Web page and app entries

★ ★ ★ ★ ★ ★ ★

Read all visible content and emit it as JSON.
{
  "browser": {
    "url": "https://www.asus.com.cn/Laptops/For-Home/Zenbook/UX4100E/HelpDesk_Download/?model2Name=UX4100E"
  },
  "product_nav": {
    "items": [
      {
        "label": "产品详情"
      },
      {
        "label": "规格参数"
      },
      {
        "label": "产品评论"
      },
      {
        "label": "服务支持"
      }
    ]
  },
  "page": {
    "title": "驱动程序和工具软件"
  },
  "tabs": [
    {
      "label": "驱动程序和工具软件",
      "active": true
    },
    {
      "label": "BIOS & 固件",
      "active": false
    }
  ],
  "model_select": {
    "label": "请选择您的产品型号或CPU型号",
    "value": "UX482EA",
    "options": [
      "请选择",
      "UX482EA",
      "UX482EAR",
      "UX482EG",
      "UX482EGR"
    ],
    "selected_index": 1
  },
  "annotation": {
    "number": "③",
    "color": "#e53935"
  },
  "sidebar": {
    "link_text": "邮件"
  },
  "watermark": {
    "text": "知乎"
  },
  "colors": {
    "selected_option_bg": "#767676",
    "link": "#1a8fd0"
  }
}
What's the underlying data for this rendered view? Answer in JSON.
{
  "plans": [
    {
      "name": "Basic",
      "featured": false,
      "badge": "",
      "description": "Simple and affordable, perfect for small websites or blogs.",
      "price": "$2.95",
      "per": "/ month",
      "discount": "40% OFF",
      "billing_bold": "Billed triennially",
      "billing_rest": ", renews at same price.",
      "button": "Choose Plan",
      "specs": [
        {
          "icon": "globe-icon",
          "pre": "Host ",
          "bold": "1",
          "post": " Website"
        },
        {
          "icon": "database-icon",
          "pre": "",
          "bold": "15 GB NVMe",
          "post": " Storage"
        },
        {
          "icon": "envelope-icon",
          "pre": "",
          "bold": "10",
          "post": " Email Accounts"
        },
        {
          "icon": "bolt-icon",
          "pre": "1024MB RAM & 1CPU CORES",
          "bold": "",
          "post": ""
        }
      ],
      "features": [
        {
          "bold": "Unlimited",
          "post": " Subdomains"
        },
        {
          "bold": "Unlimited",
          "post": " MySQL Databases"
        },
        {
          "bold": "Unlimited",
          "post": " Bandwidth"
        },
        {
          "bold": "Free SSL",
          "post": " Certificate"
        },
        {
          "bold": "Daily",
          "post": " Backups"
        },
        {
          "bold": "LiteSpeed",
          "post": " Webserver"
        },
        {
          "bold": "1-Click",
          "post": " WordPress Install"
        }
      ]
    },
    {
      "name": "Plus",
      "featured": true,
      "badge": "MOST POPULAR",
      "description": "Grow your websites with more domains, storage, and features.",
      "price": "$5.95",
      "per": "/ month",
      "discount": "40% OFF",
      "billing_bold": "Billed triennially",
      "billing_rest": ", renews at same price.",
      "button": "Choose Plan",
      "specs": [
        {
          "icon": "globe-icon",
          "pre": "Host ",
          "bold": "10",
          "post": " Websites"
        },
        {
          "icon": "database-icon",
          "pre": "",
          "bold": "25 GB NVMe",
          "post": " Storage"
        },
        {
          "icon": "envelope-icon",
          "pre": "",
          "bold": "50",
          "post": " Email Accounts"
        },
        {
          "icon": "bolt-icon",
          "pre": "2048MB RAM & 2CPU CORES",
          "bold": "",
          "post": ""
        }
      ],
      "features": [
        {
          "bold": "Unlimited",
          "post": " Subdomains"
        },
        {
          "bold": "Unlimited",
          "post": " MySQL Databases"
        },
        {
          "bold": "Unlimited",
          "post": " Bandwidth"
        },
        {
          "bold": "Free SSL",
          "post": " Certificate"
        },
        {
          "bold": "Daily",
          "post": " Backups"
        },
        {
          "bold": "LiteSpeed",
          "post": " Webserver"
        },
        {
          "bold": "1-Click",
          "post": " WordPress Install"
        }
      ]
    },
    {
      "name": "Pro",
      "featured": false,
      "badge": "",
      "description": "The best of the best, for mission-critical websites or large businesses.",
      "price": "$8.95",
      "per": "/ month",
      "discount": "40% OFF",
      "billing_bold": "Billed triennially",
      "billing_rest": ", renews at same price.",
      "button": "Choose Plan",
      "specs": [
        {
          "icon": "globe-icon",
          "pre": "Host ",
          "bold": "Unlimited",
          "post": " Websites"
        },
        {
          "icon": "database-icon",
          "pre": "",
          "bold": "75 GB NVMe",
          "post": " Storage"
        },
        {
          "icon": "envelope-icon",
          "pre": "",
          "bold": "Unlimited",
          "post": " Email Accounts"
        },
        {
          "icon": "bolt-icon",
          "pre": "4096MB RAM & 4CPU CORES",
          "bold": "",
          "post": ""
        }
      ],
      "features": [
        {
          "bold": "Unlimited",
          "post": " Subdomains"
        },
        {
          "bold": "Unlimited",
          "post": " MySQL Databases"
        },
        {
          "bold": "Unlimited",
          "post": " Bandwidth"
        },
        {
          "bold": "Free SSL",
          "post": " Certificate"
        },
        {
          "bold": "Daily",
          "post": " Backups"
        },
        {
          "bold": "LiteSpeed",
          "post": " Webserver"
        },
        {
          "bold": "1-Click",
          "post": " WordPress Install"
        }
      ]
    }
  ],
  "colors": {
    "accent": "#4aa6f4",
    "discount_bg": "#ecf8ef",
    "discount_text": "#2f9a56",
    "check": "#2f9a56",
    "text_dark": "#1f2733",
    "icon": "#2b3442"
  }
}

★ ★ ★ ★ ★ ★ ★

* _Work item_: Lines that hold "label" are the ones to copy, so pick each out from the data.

* _Your solution_:
        "label": "产品详情"
        "label": "规格参数"
        "label": "产品评论"
        "label": "服务支持"
      "label": "驱动程序和工具软件",
      "label": "BIOS & 固件",
    "label": "请选择您的产品型号或CPU型号",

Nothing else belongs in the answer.